“The Swedish police officers came to arrest me from my friend’s house in Umea,” she said. “They did not give me any reason. I was told that the Swedish immigration had sent them a fax to pick me up and that they were following orders.”
Dharmarajah was then taken to a detention center for asylum seekers.
On Monday, she was taken to another detention center in Gävle, which is located two hours outside Stockholm, the country’s capital. She currently has access to email and telephone.
Swedish authorities informed her that she was going to be deported to the United States, something she described as “illegal deportation.”
“I told them that I came as a tourist under the visa waiver scheme, which permits U.S. citizens to stay in Sweden for three months,” she said.
“I was planning to leave Sweden in June. I want to visit Japan next. I have a flight ticket to Japan. I am an American by birth. I have an American passport. I don’t want to be deported to the United States and I don’t want to be held in a detention center. I want to continue my plans to travel.”
Dharmarajah contacted the American Citizen’s Services at the U.S. Embassy in Sweden on Wednesday.
The Swedish government has paid for her lawyer Maria Guzman. Dharmarajah has also hired another lawyer from the American embassy’s list of legal counselors.
“My lawyers have told me that they have filed all the papers for me to be released immediately,” she said. “My mother who lives in Berkeley has also contacted the office of Congresswoman Barbara Lee. The people at the detention center also agree that I should not be in here.”
Dharmarajah’s lawyers could not be contacted Wednesday as it was late at night in Sweden.

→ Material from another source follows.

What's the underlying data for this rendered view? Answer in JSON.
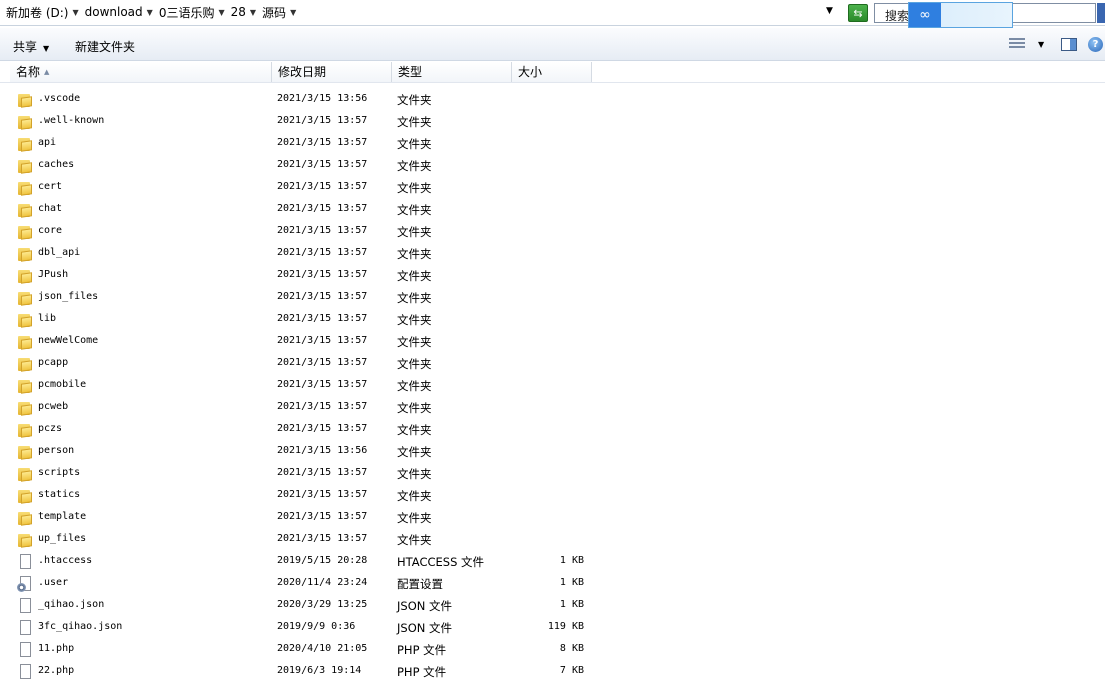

Born to Sri Lankan parents, Dharma-rajah specialized in interdisciplinary studies at UC Berkeley and moved to Sri Lanka five years ago to get married. She has been living there since.